Telerehabilitation improves access to specialty stroke care

Jack W. Gaddy has come a long way since surviving a stroke that affected the right side of his body. The Myrtle Beach retiree said the disconnect between his brain and his body makes it difficult to do basic things like brushing his teeth or buttoning his shirt. But telerehabilitation occupational therapy, a telehealth service, has helped him gain mobility.  

“(Telerehabilitation) is one-on-one; it’s very personal and very easy to be immersed in the telehealth session,” Gaddy said. 
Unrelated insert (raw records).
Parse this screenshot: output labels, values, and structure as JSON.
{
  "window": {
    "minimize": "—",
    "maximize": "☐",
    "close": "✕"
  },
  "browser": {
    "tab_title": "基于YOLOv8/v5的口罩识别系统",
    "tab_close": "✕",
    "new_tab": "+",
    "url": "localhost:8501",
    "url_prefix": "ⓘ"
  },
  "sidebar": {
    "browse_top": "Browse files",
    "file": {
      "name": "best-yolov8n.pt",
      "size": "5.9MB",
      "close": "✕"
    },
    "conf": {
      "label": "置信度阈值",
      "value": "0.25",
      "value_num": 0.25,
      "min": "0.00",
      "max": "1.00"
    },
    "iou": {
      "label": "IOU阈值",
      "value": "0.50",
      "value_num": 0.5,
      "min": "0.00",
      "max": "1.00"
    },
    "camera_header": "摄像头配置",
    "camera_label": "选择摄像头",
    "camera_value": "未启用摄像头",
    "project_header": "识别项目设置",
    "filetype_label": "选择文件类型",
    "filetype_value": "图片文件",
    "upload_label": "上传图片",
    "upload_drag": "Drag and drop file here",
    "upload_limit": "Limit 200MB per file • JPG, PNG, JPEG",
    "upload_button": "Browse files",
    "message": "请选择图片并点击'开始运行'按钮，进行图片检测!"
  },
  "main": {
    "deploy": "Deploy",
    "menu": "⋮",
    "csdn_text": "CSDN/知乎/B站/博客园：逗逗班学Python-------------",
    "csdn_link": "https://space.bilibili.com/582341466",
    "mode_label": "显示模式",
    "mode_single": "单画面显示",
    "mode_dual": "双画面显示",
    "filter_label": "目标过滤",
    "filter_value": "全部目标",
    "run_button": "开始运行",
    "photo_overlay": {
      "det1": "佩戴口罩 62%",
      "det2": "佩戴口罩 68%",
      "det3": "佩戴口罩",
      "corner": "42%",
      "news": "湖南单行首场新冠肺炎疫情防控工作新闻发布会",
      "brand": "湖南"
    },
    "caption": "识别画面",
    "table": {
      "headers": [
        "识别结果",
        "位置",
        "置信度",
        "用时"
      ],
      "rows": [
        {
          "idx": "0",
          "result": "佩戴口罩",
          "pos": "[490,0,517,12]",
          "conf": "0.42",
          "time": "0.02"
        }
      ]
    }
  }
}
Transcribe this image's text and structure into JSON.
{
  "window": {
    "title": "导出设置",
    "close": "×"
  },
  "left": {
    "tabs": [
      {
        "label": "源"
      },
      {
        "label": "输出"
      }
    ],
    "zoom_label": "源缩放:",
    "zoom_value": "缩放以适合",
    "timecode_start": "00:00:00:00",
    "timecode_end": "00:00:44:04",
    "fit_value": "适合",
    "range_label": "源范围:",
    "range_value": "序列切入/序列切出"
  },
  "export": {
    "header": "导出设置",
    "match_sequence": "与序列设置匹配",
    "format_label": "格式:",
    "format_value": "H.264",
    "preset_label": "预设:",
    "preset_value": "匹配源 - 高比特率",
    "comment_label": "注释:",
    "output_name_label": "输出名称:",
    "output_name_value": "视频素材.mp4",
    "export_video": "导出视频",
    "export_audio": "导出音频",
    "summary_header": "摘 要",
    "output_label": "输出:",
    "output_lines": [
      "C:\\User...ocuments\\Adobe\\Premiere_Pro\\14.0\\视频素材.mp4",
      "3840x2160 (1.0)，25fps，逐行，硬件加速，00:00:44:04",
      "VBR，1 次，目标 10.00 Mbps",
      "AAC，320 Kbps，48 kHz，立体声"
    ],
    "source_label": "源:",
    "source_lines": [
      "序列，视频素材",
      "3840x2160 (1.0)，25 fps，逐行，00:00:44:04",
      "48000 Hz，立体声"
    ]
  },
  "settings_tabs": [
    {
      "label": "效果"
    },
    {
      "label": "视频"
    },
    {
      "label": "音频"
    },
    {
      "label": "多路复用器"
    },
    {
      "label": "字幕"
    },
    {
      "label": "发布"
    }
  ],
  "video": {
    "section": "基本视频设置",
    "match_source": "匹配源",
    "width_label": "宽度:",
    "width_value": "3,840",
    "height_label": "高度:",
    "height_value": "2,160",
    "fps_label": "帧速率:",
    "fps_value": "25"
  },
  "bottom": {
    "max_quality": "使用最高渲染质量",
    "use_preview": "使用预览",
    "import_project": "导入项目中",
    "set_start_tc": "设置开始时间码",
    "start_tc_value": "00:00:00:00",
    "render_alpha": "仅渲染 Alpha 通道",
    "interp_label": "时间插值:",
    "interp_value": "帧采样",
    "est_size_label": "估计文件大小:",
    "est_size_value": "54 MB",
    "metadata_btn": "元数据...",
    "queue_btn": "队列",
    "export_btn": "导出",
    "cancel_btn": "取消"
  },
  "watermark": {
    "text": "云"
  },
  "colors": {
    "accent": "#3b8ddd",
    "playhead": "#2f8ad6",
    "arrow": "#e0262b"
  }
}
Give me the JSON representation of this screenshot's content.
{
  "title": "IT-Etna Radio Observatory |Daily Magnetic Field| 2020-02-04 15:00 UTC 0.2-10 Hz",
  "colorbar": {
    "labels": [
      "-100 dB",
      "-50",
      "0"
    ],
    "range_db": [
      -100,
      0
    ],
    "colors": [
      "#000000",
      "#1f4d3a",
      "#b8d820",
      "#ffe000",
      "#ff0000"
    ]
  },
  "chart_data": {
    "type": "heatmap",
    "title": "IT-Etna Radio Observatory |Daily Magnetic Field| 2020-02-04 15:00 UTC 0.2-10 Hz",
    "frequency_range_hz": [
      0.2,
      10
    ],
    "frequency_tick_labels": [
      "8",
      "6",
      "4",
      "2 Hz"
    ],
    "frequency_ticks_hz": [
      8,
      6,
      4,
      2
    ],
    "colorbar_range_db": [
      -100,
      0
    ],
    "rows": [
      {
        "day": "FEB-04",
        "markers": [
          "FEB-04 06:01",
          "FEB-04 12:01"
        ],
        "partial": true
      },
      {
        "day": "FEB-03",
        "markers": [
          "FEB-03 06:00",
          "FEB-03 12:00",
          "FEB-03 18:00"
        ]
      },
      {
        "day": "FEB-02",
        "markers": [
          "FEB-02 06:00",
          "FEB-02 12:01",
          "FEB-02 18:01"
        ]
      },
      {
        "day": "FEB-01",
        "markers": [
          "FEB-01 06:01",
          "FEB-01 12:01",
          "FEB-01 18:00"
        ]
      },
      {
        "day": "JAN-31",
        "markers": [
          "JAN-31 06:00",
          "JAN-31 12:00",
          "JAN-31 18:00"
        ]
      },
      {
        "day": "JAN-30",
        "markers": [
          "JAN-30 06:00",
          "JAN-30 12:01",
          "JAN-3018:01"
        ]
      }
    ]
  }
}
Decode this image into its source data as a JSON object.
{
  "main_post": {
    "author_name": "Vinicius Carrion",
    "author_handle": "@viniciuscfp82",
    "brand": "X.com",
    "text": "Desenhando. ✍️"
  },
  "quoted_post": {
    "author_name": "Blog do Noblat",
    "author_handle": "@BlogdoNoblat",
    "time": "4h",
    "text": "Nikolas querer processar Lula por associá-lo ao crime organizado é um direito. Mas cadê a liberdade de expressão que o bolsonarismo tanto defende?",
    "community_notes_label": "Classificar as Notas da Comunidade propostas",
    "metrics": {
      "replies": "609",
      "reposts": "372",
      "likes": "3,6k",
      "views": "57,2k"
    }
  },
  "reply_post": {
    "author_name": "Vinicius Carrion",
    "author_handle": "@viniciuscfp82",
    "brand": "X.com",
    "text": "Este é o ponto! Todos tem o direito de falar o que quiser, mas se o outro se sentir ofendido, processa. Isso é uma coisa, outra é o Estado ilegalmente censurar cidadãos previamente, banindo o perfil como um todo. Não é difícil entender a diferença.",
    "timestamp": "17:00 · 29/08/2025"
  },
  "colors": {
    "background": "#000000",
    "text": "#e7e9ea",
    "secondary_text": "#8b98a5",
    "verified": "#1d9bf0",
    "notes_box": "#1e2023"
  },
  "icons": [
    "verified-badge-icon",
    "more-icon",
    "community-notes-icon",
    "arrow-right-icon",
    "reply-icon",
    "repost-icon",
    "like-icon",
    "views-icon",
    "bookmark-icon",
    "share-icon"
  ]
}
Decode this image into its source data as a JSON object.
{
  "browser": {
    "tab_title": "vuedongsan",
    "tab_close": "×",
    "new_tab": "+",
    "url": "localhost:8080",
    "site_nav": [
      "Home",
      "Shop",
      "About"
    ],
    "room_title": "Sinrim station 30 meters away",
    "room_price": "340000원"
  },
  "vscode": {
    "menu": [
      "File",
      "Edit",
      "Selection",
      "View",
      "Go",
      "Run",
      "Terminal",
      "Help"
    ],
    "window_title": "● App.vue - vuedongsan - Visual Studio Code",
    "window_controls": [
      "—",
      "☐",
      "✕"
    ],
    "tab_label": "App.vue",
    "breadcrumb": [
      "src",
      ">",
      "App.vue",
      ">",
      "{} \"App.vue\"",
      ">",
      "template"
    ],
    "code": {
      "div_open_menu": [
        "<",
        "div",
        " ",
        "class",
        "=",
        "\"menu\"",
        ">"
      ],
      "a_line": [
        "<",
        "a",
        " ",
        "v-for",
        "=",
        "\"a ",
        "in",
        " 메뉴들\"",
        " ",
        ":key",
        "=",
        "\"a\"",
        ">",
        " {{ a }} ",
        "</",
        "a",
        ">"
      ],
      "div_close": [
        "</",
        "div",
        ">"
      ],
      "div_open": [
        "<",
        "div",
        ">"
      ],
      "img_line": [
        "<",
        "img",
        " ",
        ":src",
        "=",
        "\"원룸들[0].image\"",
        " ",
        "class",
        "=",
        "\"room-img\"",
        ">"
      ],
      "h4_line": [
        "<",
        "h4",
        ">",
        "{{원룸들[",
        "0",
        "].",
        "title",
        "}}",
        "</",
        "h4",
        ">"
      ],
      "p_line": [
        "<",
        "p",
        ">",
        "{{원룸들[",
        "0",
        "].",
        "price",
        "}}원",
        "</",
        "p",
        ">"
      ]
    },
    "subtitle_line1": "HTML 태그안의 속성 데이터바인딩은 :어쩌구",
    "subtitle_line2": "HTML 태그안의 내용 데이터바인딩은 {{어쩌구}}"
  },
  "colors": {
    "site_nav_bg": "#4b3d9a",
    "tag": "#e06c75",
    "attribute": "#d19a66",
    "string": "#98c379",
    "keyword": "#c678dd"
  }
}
Using a video connection, Gaddy remains in his own home while meeting with Jul Laura, an occupational therapist in the telerehab program at the Stroke Recovery Research Center at the Medical University of South Carolina. Laura said occupational therapy is very activity focused and the best part of the telerehabilitation program is that sessions take place inside a patient’s home; patients choose an activity that is part of their routine.  

“They’re in their own environment; their entire home is their therapy room,” Laura said. 

In South Carolina, stroke specialty services are scattered throughout the state, according to Michelle Woodbury, an occupational therapist and associate professor at MUSC. Woodbury leads the stroke telerehabilitation occupational therapy program at MUSC. She said patients may not be able to access the specialty rehabilitation care that they need because those clinics are located too far away. 

“What we’re trying to do with this Stroke Telerehabilitation OT program is to provide opportunities for people to access services when they can’t access them by going to a clinic,” Woodbury said. 

For more information about MUSC’s Telerehab Occupational Therapy program, please contact or 843-985-1773.